* [Data for this exercise]:

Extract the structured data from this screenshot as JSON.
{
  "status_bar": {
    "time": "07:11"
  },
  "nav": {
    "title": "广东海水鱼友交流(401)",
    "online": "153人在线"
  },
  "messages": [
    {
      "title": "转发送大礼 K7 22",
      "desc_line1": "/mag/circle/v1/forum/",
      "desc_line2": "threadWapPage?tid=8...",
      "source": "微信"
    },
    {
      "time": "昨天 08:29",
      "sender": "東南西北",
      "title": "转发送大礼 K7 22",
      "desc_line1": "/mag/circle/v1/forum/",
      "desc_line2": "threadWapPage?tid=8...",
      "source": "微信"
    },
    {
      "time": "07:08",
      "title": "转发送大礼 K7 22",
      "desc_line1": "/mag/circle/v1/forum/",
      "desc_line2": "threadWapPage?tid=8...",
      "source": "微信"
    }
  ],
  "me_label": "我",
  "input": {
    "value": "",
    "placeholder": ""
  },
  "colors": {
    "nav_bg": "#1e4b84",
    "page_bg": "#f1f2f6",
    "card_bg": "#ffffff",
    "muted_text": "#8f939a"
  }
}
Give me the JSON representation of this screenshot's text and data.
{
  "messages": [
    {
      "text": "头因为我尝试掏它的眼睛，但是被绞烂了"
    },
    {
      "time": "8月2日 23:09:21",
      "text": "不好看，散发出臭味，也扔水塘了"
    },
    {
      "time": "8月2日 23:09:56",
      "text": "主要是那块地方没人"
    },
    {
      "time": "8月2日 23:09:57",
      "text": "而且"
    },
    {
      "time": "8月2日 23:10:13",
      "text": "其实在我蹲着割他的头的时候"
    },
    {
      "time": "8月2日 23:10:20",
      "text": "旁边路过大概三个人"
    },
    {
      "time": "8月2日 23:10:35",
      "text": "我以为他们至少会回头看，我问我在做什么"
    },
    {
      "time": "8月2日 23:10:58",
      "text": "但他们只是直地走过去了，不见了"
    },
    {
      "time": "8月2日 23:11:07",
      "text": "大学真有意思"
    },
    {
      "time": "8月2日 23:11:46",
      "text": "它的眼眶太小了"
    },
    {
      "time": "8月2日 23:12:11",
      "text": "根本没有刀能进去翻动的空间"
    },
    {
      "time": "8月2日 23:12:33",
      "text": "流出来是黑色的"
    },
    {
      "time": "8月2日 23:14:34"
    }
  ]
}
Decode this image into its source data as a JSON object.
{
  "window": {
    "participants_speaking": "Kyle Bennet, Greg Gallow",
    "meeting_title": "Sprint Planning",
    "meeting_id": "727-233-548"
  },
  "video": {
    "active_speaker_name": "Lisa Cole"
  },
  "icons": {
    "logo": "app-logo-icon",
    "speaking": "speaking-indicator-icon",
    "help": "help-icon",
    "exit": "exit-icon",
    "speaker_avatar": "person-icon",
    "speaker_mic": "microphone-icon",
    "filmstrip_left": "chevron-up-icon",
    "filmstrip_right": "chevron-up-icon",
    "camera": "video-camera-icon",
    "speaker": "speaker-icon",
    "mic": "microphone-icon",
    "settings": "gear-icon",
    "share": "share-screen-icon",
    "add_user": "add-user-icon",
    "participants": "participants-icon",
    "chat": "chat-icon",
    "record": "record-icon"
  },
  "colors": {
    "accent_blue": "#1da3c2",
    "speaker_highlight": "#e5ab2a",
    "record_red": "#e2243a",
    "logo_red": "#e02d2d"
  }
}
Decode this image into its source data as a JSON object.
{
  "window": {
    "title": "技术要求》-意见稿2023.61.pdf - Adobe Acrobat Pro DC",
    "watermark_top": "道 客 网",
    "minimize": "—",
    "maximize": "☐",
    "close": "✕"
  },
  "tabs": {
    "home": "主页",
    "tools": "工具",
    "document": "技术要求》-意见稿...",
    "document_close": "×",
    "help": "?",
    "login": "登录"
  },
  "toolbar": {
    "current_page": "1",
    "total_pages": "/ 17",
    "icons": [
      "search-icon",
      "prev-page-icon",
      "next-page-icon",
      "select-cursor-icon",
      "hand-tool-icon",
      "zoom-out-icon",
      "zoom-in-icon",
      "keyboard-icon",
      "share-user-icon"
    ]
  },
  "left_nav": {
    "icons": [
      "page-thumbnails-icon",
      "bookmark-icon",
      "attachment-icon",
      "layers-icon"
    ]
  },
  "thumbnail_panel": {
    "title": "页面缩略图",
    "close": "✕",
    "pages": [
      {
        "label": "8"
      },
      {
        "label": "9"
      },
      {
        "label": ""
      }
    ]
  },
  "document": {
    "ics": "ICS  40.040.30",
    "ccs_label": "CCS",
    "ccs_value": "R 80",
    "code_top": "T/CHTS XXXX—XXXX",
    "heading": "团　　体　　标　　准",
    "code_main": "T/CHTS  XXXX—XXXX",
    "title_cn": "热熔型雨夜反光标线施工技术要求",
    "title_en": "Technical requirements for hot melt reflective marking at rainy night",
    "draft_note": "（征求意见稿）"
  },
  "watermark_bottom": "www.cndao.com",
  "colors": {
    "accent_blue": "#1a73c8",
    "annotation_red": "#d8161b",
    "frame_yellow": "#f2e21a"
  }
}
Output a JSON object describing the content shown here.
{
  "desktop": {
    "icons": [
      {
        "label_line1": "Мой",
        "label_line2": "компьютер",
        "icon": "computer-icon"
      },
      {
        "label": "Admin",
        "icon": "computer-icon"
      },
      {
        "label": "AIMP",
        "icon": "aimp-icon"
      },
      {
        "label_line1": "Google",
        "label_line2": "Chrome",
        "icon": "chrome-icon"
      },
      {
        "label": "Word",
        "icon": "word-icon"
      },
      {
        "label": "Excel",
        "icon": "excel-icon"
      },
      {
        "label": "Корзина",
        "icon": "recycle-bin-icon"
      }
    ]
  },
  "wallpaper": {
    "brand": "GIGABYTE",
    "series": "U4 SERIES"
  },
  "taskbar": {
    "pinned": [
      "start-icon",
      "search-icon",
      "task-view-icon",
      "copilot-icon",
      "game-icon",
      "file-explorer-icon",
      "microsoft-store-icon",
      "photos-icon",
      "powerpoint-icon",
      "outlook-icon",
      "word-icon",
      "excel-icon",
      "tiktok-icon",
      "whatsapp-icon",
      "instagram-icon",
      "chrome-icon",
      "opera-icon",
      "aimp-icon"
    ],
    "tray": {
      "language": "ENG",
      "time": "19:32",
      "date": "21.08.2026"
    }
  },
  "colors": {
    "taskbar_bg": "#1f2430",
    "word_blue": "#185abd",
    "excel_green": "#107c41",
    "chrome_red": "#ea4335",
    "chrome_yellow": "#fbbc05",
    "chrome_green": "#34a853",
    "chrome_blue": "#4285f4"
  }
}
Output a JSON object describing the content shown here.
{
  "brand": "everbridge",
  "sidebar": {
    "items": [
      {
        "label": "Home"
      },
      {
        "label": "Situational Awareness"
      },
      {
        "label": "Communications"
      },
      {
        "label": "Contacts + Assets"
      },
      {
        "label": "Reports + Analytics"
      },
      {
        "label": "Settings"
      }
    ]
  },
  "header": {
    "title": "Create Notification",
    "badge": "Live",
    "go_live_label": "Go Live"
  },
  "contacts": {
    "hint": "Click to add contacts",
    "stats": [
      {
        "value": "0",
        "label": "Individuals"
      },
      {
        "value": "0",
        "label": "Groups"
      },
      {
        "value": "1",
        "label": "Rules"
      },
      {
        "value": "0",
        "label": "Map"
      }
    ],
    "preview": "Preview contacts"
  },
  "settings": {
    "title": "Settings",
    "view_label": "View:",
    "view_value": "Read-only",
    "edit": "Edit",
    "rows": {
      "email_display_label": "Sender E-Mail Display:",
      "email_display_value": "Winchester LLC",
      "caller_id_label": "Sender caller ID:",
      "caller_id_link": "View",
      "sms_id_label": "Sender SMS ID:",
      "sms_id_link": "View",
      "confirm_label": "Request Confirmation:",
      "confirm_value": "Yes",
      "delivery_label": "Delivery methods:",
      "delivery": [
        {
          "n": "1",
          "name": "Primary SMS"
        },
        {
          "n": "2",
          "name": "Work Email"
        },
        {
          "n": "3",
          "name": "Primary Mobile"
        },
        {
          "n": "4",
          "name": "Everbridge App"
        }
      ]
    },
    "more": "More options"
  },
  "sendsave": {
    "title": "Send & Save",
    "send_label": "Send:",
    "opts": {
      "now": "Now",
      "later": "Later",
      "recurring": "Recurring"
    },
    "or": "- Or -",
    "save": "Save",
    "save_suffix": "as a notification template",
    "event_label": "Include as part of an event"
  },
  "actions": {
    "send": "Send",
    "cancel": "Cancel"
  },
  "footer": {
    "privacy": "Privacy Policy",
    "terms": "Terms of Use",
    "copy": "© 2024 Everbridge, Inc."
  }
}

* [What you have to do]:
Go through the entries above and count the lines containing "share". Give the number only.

* [Response below]:
2